===== EXTRACTED INFORMATION =====
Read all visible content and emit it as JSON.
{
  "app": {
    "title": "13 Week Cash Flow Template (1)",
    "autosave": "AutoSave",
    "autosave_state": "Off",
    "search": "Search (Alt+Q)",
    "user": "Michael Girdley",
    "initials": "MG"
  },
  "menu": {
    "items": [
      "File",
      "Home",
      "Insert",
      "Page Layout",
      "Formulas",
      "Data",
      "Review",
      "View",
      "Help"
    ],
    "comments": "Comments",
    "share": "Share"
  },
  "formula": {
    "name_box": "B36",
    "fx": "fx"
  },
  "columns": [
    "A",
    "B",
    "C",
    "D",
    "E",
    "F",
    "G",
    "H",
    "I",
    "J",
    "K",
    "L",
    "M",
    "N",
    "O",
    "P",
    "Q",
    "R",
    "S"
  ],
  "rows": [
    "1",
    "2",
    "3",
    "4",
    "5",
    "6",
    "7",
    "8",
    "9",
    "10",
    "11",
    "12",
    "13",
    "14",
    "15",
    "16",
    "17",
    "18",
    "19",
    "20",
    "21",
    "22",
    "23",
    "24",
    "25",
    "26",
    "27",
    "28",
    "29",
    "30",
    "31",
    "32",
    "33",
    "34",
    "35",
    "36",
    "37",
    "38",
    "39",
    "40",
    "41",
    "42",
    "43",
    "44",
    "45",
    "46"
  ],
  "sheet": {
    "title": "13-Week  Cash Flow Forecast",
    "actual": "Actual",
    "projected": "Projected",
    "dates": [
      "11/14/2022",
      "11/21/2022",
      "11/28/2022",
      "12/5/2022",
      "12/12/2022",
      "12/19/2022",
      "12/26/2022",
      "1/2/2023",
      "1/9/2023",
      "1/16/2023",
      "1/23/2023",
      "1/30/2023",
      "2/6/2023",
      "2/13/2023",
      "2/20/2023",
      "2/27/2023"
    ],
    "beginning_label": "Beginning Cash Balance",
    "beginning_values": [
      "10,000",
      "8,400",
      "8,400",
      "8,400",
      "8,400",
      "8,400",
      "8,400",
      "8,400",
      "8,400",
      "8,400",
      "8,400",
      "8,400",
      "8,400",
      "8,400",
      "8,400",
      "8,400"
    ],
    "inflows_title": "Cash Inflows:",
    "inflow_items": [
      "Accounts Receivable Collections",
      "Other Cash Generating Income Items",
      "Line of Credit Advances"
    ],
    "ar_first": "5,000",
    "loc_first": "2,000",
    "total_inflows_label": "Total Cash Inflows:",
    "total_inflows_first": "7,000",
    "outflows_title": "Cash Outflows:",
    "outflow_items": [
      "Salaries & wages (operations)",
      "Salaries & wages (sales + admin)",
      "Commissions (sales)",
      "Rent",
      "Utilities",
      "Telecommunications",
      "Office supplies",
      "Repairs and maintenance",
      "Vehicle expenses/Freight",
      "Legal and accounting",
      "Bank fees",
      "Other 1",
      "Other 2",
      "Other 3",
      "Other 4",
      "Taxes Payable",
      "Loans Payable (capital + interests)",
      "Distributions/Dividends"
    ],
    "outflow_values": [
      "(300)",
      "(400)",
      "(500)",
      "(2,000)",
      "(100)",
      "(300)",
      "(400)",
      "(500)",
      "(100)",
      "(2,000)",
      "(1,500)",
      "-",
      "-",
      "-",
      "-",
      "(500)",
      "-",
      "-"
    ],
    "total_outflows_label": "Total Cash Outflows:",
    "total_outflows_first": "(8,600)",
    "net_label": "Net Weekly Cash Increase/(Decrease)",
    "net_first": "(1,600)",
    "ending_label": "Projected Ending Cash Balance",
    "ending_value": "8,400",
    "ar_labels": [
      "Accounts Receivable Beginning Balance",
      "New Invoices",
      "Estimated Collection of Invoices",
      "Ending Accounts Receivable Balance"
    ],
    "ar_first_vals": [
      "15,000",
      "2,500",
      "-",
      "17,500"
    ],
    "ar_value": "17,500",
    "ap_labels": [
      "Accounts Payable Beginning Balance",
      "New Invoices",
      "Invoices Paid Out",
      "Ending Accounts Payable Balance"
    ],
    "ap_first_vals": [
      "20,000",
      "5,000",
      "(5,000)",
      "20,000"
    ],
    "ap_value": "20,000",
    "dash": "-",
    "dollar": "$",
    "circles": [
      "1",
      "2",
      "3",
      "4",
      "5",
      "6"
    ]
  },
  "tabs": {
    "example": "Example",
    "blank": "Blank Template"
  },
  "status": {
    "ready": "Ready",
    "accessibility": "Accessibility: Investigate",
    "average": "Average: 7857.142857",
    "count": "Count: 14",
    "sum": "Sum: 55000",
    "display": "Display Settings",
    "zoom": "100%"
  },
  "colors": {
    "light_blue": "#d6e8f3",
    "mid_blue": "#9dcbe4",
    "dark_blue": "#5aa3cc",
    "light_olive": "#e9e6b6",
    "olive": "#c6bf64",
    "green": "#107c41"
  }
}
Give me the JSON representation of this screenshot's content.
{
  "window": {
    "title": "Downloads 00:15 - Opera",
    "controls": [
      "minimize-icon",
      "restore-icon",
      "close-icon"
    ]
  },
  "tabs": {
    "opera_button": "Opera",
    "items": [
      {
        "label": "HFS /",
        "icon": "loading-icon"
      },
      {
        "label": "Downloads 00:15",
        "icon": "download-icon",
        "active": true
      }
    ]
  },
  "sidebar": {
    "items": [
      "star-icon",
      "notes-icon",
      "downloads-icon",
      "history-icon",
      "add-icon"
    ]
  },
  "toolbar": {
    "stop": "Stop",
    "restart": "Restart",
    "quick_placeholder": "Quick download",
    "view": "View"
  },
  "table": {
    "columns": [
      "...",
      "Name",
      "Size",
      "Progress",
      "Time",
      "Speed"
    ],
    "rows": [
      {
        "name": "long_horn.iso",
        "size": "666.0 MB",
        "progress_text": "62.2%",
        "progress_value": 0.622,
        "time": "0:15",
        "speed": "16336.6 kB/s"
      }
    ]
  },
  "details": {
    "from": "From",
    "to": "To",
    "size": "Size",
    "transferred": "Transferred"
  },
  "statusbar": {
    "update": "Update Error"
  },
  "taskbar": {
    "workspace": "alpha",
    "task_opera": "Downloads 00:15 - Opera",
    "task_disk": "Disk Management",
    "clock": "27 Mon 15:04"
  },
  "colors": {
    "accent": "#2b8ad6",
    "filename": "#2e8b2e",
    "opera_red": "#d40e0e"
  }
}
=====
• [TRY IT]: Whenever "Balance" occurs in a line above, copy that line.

• [RESPONSE TO THE EXERCISE]:
    "beginning_label": "Beginning Cash Balance",
    "ending_label": "Projected Ending Cash Balance",
      "Accounts Receivable Beginning Balance",
      "Ending Accounts Receivable Balance"
      "Accounts Payable Beginning Balance",
      "Ending Accounts Payable Balance"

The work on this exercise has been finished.